For Esther, I feel a little distant from her. I feel like I've been held an arm's length away from her. Perhaps this explains why, despite the occasional times when her thoughts break through, I'm wondering about the slight lack of urgency and worry I mentioned before. I also want to see how no Sol affects Esther. Yes, she's definitely in a hurry and all, but I think that if the dog was such an integral part of her life, maybe whenever she pauses and all or something, I'd like to see more of the emptiness. The monster, I suppose, may be one of them. The other is that maybe when she's going out and shutting the door behind her, she could look back and wait for Sol to come along (if they're going around together often) and then realize, Oh. I'm looking for Sol.. Like it's a built-in habit for Esther to open the door, let Sol and herself out, and shut it behind her.

Writing Style:

I thought your style had some very lovely phrases in it, like:

as the rain nestled into the background of wake and dream

And while I did enjoy the slow style, with the intrigue slowly creeping up, I also thought it pushed me to a more distant side. I'd like to get a little closer to Esther, though. I thought you did very well about the part of the loneliness because it did get as close as I liked. It doesn't mean that you need to describe the thoughts all the time. Rather, I think the omniscience of the beginning kind of pulled me away. I also thought that the way you sometimes described things (e. g. "Hair and blanket and nightgown danced around her figure") made me think that the narrator was watching overhead and wasn't very close to Esther. But, then again, perhaps it's your intention to have a slightly more distant narrator. And it's possible that I'm not used to it. I know, from my own reading experience, that some writing styles are harder to get into than others, but once you get used to it, you really enjoy it.

Anyway, hope this review helped! Let me know if you have any questions or comments.


Coffeeism says...

Thank you so much for the review! I knew the writing wasn't as perfect as I wanted, so your advice is very helpful to me. Yeah, I was trying to go for a more "artsy, indie" style of writing, yet I also felt that created a lot of distance from the characters. It's harder to place these things on your own, so again, thank you!

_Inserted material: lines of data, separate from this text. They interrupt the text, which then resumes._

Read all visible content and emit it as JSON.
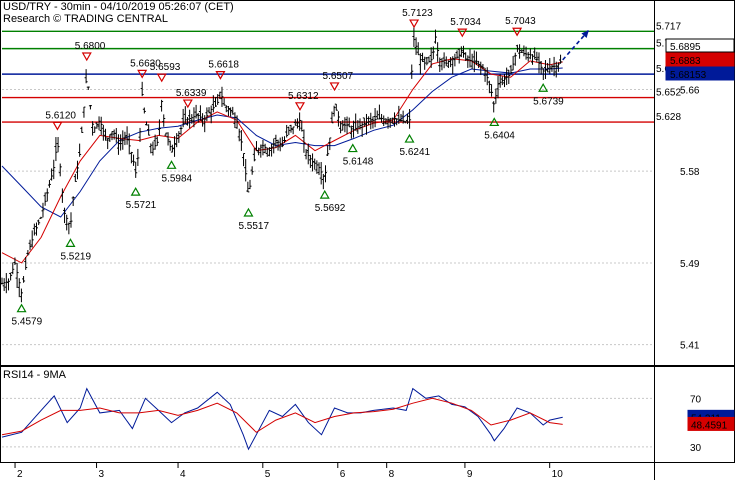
{
  "header": {
    "title": "USD/TRY - 30min - 04/10/2019 05:26:07 (CET)",
    "source": "Research © TRADING CENTRAL"
  },
  "colors": {
    "resistance": "#d40000",
    "support_green": "#008000",
    "pivot": "#001a99",
    "price_tag": "#001a99",
    "ma_fast": "#d40000",
    "ma_slow": "#001a99",
    "rsi_line": "#001a99",
    "rsi_ma": "#d40000",
    "candle": "#000000"
  },
  "chart_data": [
    {
      "type": "line",
      "title": "USD/TRY - 30min - 04/10/2019 05:26:07 (CET)",
      "x_ticks": [
        {
          "label": "2",
          "pos": 0.02
        },
        {
          "label": "3",
          "pos": 0.145
        },
        {
          "label": "4",
          "pos": 0.27
        },
        {
          "label": "5",
          "pos": 0.4
        },
        {
          "label": "6",
          "pos": 0.515
        },
        {
          "label": "8",
          "pos": 0.59
        },
        {
          "label": "9",
          "pos": 0.71
        },
        {
          "label": "10",
          "pos": 0.84
        }
      ],
      "y_ticks": [
        {
          "label": "5.66",
          "value": 5.66
        },
        {
          "label": "5.58",
          "value": 5.58
        },
        {
          "label": "5.49",
          "value": 5.49
        },
        {
          "label": "5.41",
          "value": 5.41
        }
      ],
      "ylim": [
        5.39,
        5.73
      ],
      "horizontal_levels": [
        {
          "value": 5.717,
          "label": "5.717",
          "kind": "support_green"
        },
        {
          "value": 5.7,
          "label": "5.7",
          "kind": "support_green"
        },
        {
          "value": 5.675,
          "label": "5.675",
          "kind": "pivot"
        },
        {
          "value": 5.652,
          "label": "5.652",
          "kind": "resistance"
        },
        {
          "value": 5.628,
          "label": "5.628",
          "kind": "resistance"
        }
      ],
      "price_tags": [
        {
          "label": "5.6895",
          "value": 5.6895,
          "kind": "box_white"
        },
        {
          "label": "5.6883",
          "value": 5.6883,
          "kind": "box_red"
        },
        {
          "label": "5.68153",
          "value": 5.68153,
          "kind": "box_blue"
        }
      ],
      "swing_annotations": [
        {
          "label": "5.4579",
          "t": 0.03,
          "value": 5.4579,
          "type": "low"
        },
        {
          "label": "5.6120",
          "t": 0.085,
          "value": 5.612,
          "type": "high"
        },
        {
          "label": "5.5219",
          "t": 0.105,
          "value": 5.5219,
          "type": "low"
        },
        {
          "label": "5.6800",
          "t": 0.13,
          "value": 5.68,
          "type": "high"
        },
        {
          "label": "5.6630",
          "t": 0.215,
          "value": 5.663,
          "type": "high"
        },
        {
          "label": "5.5721",
          "t": 0.205,
          "value": 5.5721,
          "type": "low"
        },
        {
          "label": "5.6593",
          "t": 0.245,
          "value": 5.6593,
          "type": "high"
        },
        {
          "label": "5.5984",
          "t": 0.26,
          "value": 5.5984,
          "type": "low"
        },
        {
          "label": "5.6339",
          "t": 0.285,
          "value": 5.6339,
          "type": "high"
        },
        {
          "label": "5.6618",
          "t": 0.335,
          "value": 5.6618,
          "type": "high"
        },
        {
          "label": "5.5517",
          "t": 0.378,
          "value": 5.5517,
          "type": "low"
        },
        {
          "label": "5.6312",
          "t": 0.457,
          "value": 5.6312,
          "type": "high"
        },
        {
          "label": "5.5692",
          "t": 0.495,
          "value": 5.5692,
          "type": "low"
        },
        {
          "label": "5.6507",
          "t": 0.51,
          "value": 5.6507,
          "type": "high"
        },
        {
          "label": "5.6148",
          "t": 0.538,
          "value": 5.6148,
          "type": "low"
        },
        {
          "label": "5.6241",
          "t": 0.625,
          "value": 5.6241,
          "type": "low"
        },
        {
          "label": "5.7123",
          "t": 0.632,
          "value": 5.7123,
          "type": "high"
        },
        {
          "label": "5.7034",
          "t": 0.706,
          "value": 5.7034,
          "type": "high"
        },
        {
          "label": "5.6404",
          "t": 0.755,
          "value": 5.6404,
          "type": "low"
        },
        {
          "label": "5.7043",
          "t": 0.79,
          "value": 5.7043,
          "type": "high"
        },
        {
          "label": "5.6739",
          "t": 0.83,
          "value": 5.6739,
          "type": "low"
        }
      ],
      "price_path": [
        [
          0.0,
          5.47
        ],
        [
          0.01,
          5.472
        ],
        [
          0.02,
          5.49
        ],
        [
          0.03,
          5.46
        ],
        [
          0.04,
          5.5
        ],
        [
          0.05,
          5.52
        ],
        [
          0.06,
          5.535
        ],
        [
          0.07,
          5.56
        ],
        [
          0.08,
          5.585
        ],
        [
          0.085,
          5.61
        ],
        [
          0.09,
          5.58
        ],
        [
          0.095,
          5.54
        ],
        [
          0.105,
          5.525
        ],
        [
          0.11,
          5.56
        ],
        [
          0.12,
          5.6
        ],
        [
          0.13,
          5.675
        ],
        [
          0.14,
          5.62
        ],
        [
          0.15,
          5.63
        ],
        [
          0.16,
          5.61
        ],
        [
          0.17,
          5.62
        ],
        [
          0.18,
          5.605
        ],
        [
          0.19,
          5.615
        ],
        [
          0.2,
          5.595
        ],
        [
          0.205,
          5.578
        ],
        [
          0.21,
          5.6
        ],
        [
          0.215,
          5.655
        ],
        [
          0.22,
          5.63
        ],
        [
          0.23,
          5.6
        ],
        [
          0.24,
          5.61
        ],
        [
          0.245,
          5.65
        ],
        [
          0.25,
          5.62
        ],
        [
          0.26,
          5.6
        ],
        [
          0.27,
          5.615
        ],
        [
          0.28,
          5.63
        ],
        [
          0.29,
          5.632
        ],
        [
          0.3,
          5.635
        ],
        [
          0.31,
          5.63
        ],
        [
          0.32,
          5.64
        ],
        [
          0.33,
          5.645
        ],
        [
          0.335,
          5.66
        ],
        [
          0.34,
          5.645
        ],
        [
          0.35,
          5.64
        ],
        [
          0.36,
          5.63
        ],
        [
          0.37,
          5.6
        ],
        [
          0.375,
          5.57
        ],
        [
          0.378,
          5.555
        ],
        [
          0.385,
          5.585
        ],
        [
          0.39,
          5.6
        ],
        [
          0.4,
          5.605
        ],
        [
          0.41,
          5.6
        ],
        [
          0.42,
          5.61
        ],
        [
          0.43,
          5.605
        ],
        [
          0.44,
          5.62
        ],
        [
          0.45,
          5.625
        ],
        [
          0.457,
          5.63
        ],
        [
          0.465,
          5.6
        ],
        [
          0.475,
          5.59
        ],
        [
          0.485,
          5.585
        ],
        [
          0.495,
          5.572
        ],
        [
          0.5,
          5.6
        ],
        [
          0.51,
          5.645
        ],
        [
          0.52,
          5.625
        ],
        [
          0.53,
          5.625
        ],
        [
          0.538,
          5.62
        ],
        [
          0.55,
          5.625
        ],
        [
          0.56,
          5.628
        ],
        [
          0.57,
          5.63
        ],
        [
          0.58,
          5.632
        ],
        [
          0.59,
          5.63
        ],
        [
          0.6,
          5.632
        ],
        [
          0.61,
          5.63
        ],
        [
          0.62,
          5.628
        ],
        [
          0.625,
          5.628
        ],
        [
          0.63,
          5.7
        ],
        [
          0.632,
          5.71
        ],
        [
          0.64,
          5.69
        ],
        [
          0.65,
          5.685
        ],
        [
          0.66,
          5.69
        ],
        [
          0.665,
          5.712
        ],
        [
          0.67,
          5.69
        ],
        [
          0.68,
          5.685
        ],
        [
          0.69,
          5.69
        ],
        [
          0.7,
          5.692
        ],
        [
          0.706,
          5.7
        ],
        [
          0.71,
          5.69
        ],
        [
          0.72,
          5.688
        ],
        [
          0.73,
          5.685
        ],
        [
          0.74,
          5.68
        ],
        [
          0.75,
          5.66
        ],
        [
          0.755,
          5.643
        ],
        [
          0.76,
          5.665
        ],
        [
          0.77,
          5.67
        ],
        [
          0.78,
          5.675
        ],
        [
          0.79,
          5.7
        ],
        [
          0.8,
          5.695
        ],
        [
          0.81,
          5.694
        ],
        [
          0.82,
          5.69
        ],
        [
          0.83,
          5.678
        ],
        [
          0.84,
          5.682
        ],
        [
          0.85,
          5.683
        ],
        [
          0.86,
          5.689
        ]
      ],
      "ma_fast_path": [
        [
          0.0,
          5.5
        ],
        [
          0.03,
          5.49
        ],
        [
          0.06,
          5.515
        ],
        [
          0.09,
          5.555
        ],
        [
          0.12,
          5.59
        ],
        [
          0.15,
          5.615
        ],
        [
          0.18,
          5.612
        ],
        [
          0.21,
          5.61
        ],
        [
          0.24,
          5.615
        ],
        [
          0.27,
          5.612
        ],
        [
          0.3,
          5.628
        ],
        [
          0.33,
          5.638
        ],
        [
          0.36,
          5.63
        ],
        [
          0.39,
          5.6
        ],
        [
          0.42,
          5.603
        ],
        [
          0.45,
          5.615
        ],
        [
          0.48,
          5.6
        ],
        [
          0.51,
          5.61
        ],
        [
          0.54,
          5.62
        ],
        [
          0.57,
          5.627
        ],
        [
          0.6,
          5.63
        ],
        [
          0.63,
          5.66
        ],
        [
          0.66,
          5.685
        ],
        [
          0.69,
          5.69
        ],
        [
          0.72,
          5.688
        ],
        [
          0.75,
          5.675
        ],
        [
          0.78,
          5.672
        ],
        [
          0.81,
          5.688
        ],
        [
          0.84,
          5.684
        ],
        [
          0.86,
          5.687
        ]
      ],
      "ma_slow_path": [
        [
          0.0,
          5.585
        ],
        [
          0.03,
          5.565
        ],
        [
          0.06,
          5.545
        ],
        [
          0.09,
          5.535
        ],
        [
          0.12,
          5.56
        ],
        [
          0.15,
          5.59
        ],
        [
          0.18,
          5.61
        ],
        [
          0.21,
          5.618
        ],
        [
          0.24,
          5.622
        ],
        [
          0.27,
          5.624
        ],
        [
          0.3,
          5.63
        ],
        [
          0.33,
          5.635
        ],
        [
          0.36,
          5.632
        ],
        [
          0.39,
          5.615
        ],
        [
          0.42,
          5.605
        ],
        [
          0.45,
          5.608
        ],
        [
          0.48,
          5.605
        ],
        [
          0.51,
          5.605
        ],
        [
          0.54,
          5.612
        ],
        [
          0.57,
          5.62
        ],
        [
          0.6,
          5.625
        ],
        [
          0.63,
          5.64
        ],
        [
          0.66,
          5.658
        ],
        [
          0.69,
          5.672
        ],
        [
          0.72,
          5.68
        ],
        [
          0.75,
          5.678
        ],
        [
          0.78,
          5.676
        ],
        [
          0.81,
          5.68
        ],
        [
          0.84,
          5.68
        ],
        [
          0.86,
          5.681
        ]
      ],
      "projection": {
        "from": [
          0.86,
          5.689
        ],
        "to": [
          0.9,
          5.718
        ]
      }
    },
    {
      "type": "line",
      "title": "RSI14 - 9MA",
      "y_ticks": [
        {
          "label": "70",
          "value": 70
        },
        {
          "label": "30",
          "value": 30
        }
      ],
      "ylim": [
        15,
        95
      ],
      "value_tags": [
        {
          "label": "54.311",
          "value": 54.311,
          "kind": "blue"
        },
        {
          "label": "48.4591",
          "value": 48.4591,
          "kind": "red"
        }
      ],
      "series": [
        {
          "name": "RSI14",
          "values": [
            [
              0.0,
              38
            ],
            [
              0.03,
              42
            ],
            [
              0.06,
              60
            ],
            [
              0.08,
              72
            ],
            [
              0.1,
              50
            ],
            [
              0.12,
              62
            ],
            [
              0.13,
              78
            ],
            [
              0.15,
              58
            ],
            [
              0.18,
              60
            ],
            [
              0.2,
              45
            ],
            [
              0.22,
              70
            ],
            [
              0.24,
              60
            ],
            [
              0.26,
              50
            ],
            [
              0.28,
              58
            ],
            [
              0.3,
              62
            ],
            [
              0.33,
              75
            ],
            [
              0.35,
              65
            ],
            [
              0.37,
              40
            ],
            [
              0.378,
              28
            ],
            [
              0.39,
              40
            ],
            [
              0.41,
              60
            ],
            [
              0.43,
              55
            ],
            [
              0.45,
              65
            ],
            [
              0.47,
              50
            ],
            [
              0.49,
              40
            ],
            [
              0.51,
              62
            ],
            [
              0.53,
              58
            ],
            [
              0.55,
              58
            ],
            [
              0.57,
              60
            ],
            [
              0.6,
              62
            ],
            [
              0.62,
              60
            ],
            [
              0.63,
              78
            ],
            [
              0.65,
              70
            ],
            [
              0.67,
              72
            ],
            [
              0.69,
              65
            ],
            [
              0.71,
              63
            ],
            [
              0.73,
              55
            ],
            [
              0.75,
              40
            ],
            [
              0.755,
              35
            ],
            [
              0.77,
              45
            ],
            [
              0.79,
              62
            ],
            [
              0.81,
              58
            ],
            [
              0.83,
              48
            ],
            [
              0.84,
              52
            ],
            [
              0.86,
              54.311
            ]
          ]
        },
        {
          "name": "9MA",
          "values": [
            [
              0.0,
              40
            ],
            [
              0.03,
              43
            ],
            [
              0.06,
              52
            ],
            [
              0.09,
              60
            ],
            [
              0.12,
              60
            ],
            [
              0.15,
              62
            ],
            [
              0.18,
              58
            ],
            [
              0.21,
              58
            ],
            [
              0.24,
              60
            ],
            [
              0.27,
              56
            ],
            [
              0.3,
              60
            ],
            [
              0.33,
              66
            ],
            [
              0.36,
              58
            ],
            [
              0.39,
              42
            ],
            [
              0.42,
              52
            ],
            [
              0.45,
              58
            ],
            [
              0.48,
              50
            ],
            [
              0.51,
              55
            ],
            [
              0.54,
              58
            ],
            [
              0.57,
              59
            ],
            [
              0.6,
              61
            ],
            [
              0.63,
              66
            ],
            [
              0.66,
              70
            ],
            [
              0.69,
              66
            ],
            [
              0.72,
              60
            ],
            [
              0.75,
              48
            ],
            [
              0.78,
              52
            ],
            [
              0.81,
              58
            ],
            [
              0.84,
              50
            ],
            [
              0.86,
              48.4591
            ]
          ]
        }
      ]
    }
  ]
}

You can't blame the writer for what the characters say.
— Truman Capote